Component data from apps and pages:
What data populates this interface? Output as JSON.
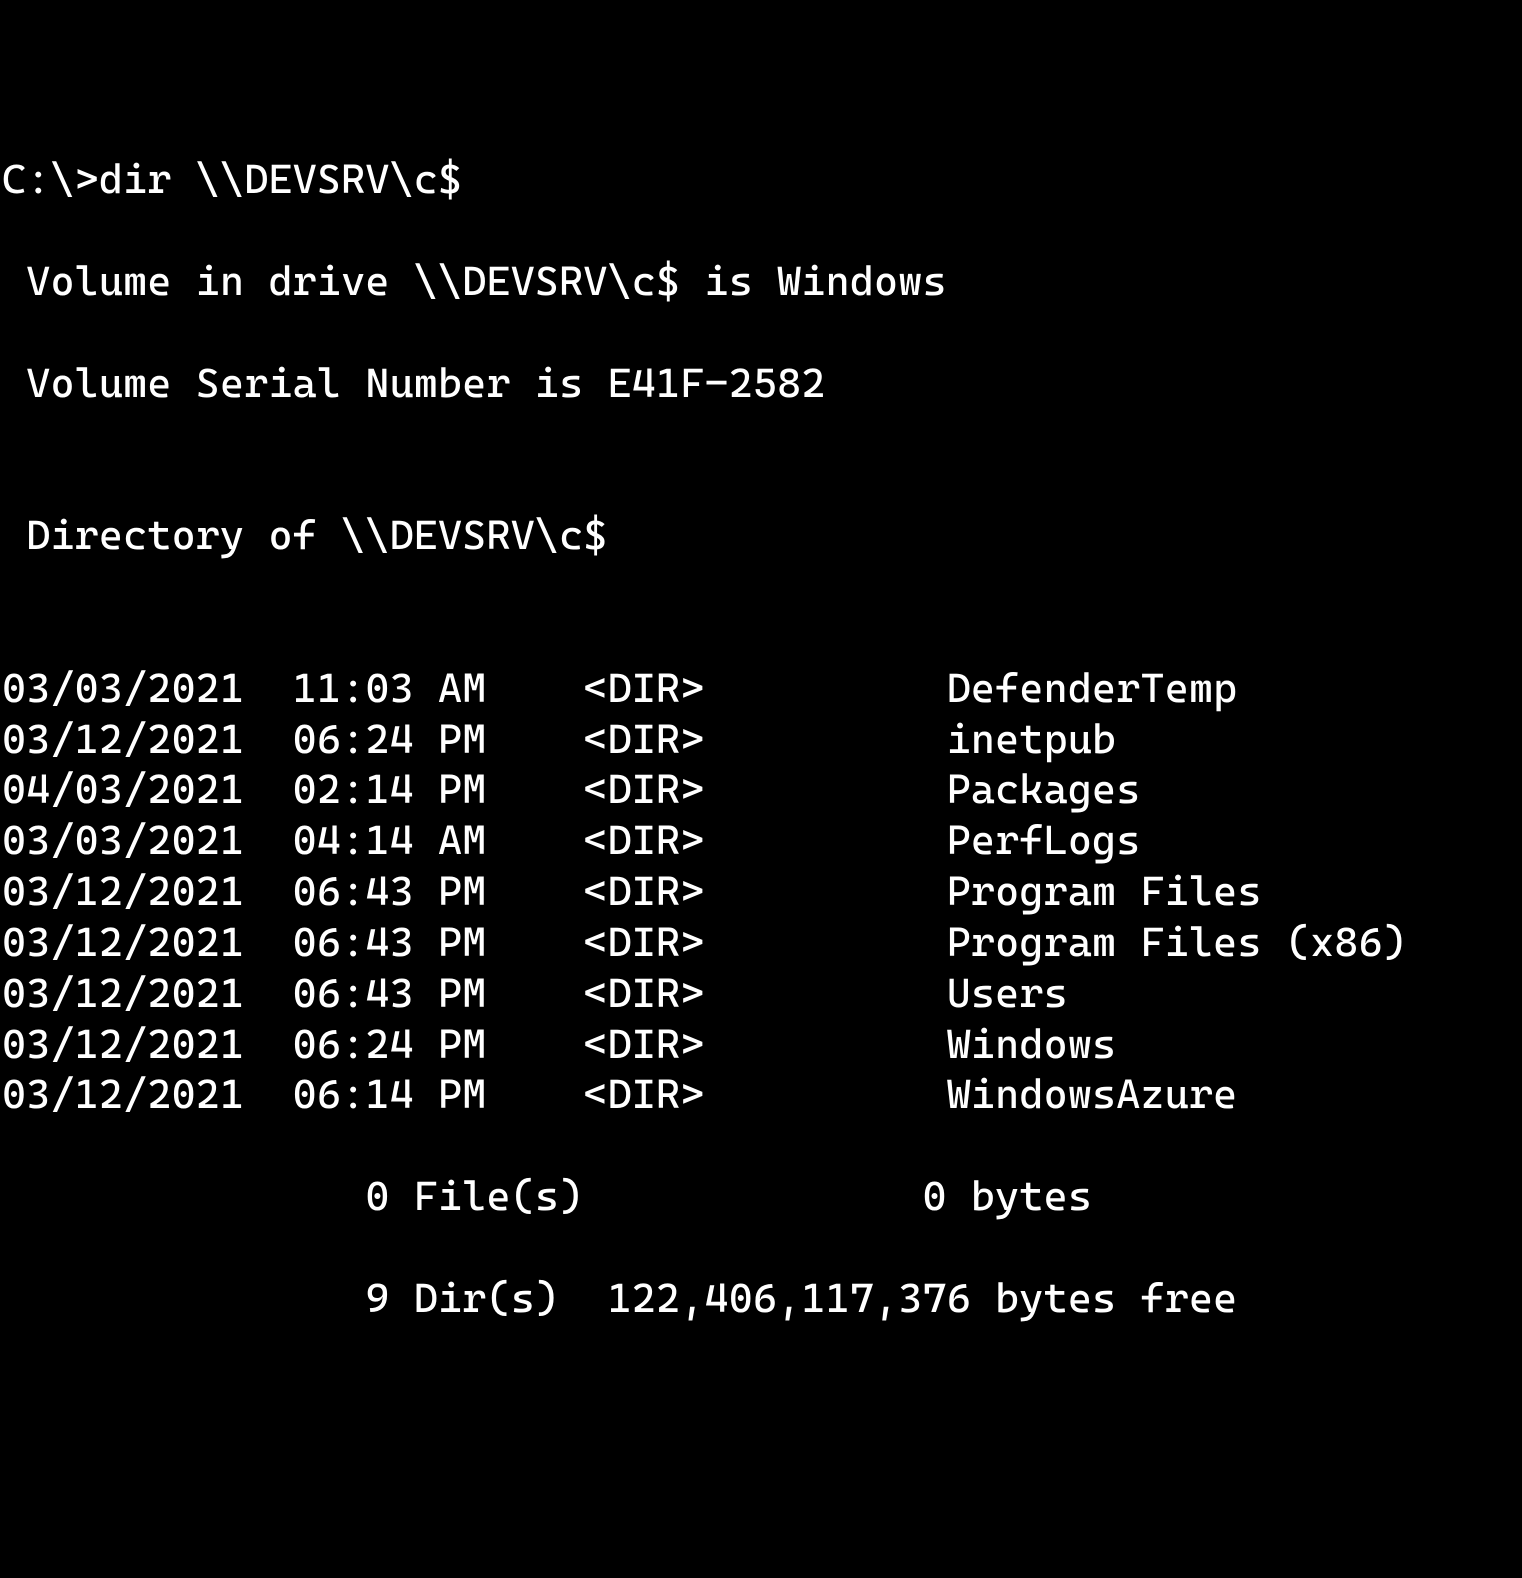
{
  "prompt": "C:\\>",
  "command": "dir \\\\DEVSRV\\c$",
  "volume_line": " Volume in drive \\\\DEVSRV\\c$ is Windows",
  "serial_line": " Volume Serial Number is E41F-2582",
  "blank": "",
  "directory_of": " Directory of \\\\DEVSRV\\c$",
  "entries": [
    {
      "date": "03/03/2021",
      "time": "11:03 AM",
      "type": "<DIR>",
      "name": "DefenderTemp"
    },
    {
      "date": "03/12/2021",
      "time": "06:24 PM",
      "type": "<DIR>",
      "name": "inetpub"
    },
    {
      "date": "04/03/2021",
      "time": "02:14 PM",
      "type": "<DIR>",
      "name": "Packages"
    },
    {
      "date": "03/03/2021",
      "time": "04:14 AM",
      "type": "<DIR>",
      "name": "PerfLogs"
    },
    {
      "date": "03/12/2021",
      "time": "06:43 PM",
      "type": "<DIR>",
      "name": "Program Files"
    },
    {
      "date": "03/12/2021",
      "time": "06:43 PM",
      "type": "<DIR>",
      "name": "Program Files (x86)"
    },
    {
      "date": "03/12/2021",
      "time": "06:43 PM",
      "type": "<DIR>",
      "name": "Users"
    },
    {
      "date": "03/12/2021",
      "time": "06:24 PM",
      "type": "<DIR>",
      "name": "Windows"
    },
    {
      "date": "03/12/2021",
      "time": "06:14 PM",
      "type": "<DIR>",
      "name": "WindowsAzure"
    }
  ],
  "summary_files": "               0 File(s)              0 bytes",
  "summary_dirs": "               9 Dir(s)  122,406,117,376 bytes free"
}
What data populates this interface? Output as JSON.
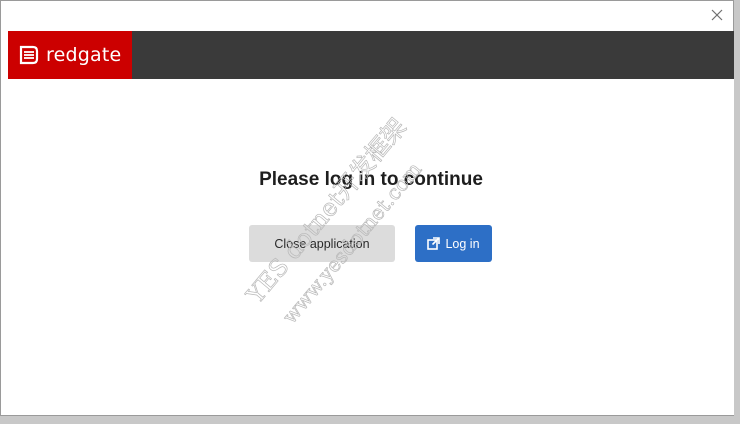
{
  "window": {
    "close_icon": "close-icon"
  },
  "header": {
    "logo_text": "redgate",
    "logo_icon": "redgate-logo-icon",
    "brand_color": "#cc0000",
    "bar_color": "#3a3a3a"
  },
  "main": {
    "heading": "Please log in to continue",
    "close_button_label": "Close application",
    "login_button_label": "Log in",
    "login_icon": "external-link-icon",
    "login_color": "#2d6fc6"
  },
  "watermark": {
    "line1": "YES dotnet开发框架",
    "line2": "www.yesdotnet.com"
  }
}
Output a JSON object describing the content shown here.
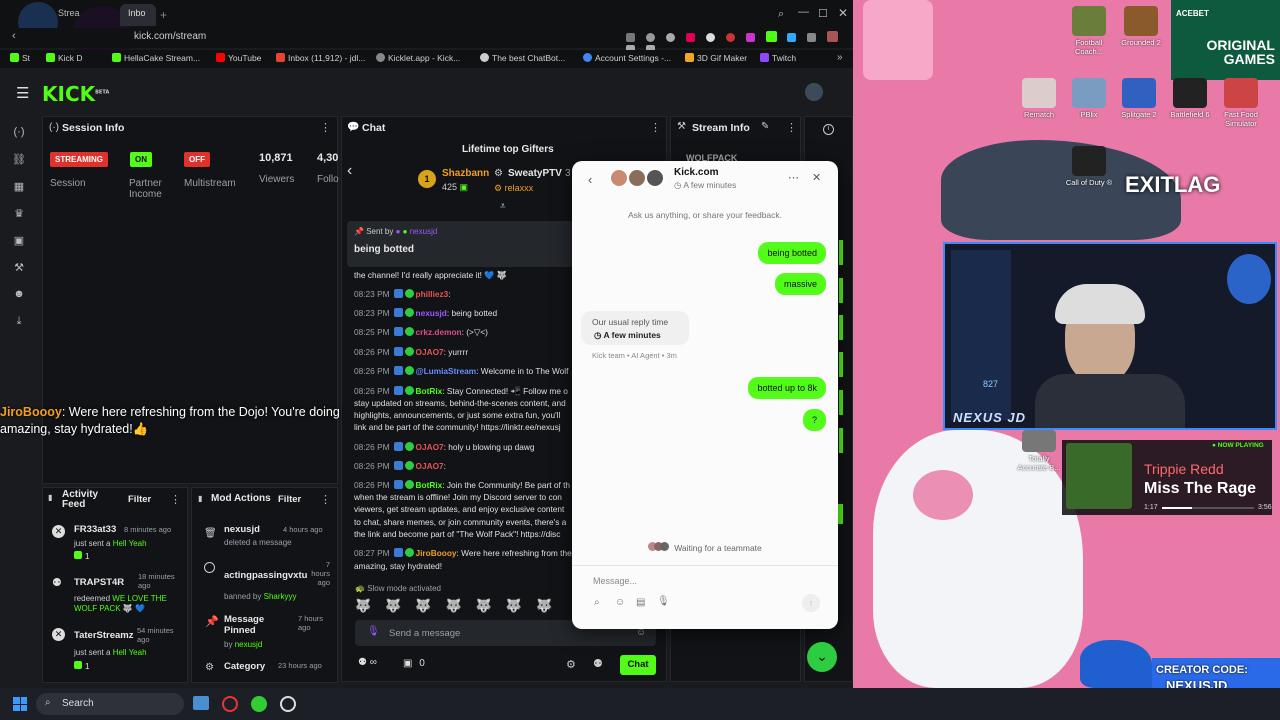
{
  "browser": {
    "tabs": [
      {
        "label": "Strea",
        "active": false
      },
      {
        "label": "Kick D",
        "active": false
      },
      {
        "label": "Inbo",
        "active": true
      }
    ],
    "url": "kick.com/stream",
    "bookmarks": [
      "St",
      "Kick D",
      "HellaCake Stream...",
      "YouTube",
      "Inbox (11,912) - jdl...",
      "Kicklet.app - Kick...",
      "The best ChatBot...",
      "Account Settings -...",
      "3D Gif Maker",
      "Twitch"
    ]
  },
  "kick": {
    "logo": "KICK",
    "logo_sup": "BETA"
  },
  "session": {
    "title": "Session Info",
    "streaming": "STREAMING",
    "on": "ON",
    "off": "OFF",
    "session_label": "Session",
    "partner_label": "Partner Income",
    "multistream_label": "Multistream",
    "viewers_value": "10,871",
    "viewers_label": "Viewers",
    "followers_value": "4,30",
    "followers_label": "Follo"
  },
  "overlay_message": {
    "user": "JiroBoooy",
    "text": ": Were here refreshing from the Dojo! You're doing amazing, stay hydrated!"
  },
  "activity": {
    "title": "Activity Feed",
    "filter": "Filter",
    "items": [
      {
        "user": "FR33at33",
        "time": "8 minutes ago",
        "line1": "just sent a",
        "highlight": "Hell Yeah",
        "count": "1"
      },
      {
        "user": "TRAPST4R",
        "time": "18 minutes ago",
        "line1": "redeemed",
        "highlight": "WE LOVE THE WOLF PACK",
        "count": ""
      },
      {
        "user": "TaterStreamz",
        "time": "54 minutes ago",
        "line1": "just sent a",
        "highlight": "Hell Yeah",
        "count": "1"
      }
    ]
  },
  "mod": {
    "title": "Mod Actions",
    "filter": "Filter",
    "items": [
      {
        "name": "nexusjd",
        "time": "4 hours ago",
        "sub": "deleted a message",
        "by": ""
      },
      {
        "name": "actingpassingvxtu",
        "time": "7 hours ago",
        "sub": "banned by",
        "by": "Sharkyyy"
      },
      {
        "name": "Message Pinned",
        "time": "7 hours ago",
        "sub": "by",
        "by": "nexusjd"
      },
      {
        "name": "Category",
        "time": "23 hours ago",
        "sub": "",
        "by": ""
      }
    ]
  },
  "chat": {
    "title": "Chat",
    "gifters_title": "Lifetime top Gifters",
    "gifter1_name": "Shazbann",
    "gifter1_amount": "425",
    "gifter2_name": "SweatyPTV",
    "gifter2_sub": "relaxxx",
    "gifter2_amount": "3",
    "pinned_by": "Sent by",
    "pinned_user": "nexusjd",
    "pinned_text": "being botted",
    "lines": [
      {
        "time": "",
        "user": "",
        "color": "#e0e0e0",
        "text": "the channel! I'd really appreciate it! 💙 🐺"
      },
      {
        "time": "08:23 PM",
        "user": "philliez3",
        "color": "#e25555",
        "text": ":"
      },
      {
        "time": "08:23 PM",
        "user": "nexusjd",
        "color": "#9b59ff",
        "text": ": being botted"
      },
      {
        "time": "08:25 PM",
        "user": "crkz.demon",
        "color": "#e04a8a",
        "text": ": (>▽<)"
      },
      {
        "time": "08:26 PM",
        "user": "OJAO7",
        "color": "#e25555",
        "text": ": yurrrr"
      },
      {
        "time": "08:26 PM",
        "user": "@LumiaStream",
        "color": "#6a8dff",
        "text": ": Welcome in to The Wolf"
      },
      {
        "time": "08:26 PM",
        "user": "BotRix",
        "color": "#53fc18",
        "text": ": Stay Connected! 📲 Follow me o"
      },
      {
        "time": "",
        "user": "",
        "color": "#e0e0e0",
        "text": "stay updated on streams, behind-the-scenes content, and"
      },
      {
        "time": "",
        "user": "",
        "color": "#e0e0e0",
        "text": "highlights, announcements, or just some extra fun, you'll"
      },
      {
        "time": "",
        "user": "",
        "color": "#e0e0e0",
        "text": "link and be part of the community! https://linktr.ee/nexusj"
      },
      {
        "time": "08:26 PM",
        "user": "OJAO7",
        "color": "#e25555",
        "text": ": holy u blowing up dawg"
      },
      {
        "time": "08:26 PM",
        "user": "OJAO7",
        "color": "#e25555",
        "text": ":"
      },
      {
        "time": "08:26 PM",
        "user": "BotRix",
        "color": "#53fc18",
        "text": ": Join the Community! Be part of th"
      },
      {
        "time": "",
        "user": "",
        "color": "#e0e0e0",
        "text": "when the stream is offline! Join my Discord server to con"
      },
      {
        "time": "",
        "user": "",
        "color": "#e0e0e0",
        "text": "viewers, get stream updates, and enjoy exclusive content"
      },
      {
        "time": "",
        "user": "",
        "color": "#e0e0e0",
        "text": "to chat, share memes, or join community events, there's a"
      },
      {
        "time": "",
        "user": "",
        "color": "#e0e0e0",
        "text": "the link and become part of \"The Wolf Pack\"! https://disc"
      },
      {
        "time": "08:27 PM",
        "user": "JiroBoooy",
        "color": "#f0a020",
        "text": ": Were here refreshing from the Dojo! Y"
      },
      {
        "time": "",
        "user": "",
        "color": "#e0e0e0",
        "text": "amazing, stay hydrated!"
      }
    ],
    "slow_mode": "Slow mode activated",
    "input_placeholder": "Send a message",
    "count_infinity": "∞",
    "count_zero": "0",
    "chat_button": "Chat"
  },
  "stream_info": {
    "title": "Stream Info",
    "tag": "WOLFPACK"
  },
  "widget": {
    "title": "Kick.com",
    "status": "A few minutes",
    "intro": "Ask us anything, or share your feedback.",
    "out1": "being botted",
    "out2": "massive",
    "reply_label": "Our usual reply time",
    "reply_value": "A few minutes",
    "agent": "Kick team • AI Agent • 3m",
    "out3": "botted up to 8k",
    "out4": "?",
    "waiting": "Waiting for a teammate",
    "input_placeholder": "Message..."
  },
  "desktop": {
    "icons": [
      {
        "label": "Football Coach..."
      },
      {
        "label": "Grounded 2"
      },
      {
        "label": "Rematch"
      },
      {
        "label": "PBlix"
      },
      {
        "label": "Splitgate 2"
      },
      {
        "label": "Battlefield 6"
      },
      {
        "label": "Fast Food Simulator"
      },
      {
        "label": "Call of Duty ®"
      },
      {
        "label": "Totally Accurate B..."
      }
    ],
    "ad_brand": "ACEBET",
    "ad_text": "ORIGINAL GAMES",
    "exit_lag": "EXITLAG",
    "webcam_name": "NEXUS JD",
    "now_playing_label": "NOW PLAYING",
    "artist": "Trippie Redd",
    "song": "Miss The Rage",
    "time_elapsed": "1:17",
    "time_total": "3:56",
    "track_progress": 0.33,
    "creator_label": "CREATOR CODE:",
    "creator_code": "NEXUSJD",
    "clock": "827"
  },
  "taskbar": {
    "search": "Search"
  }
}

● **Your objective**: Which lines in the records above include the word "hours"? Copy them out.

● **Solved problem**:
        "time": "4 hours ago",
        "time": "7 hours ago",
        "time": "7 hours ago",
        "time": "23 hours ago",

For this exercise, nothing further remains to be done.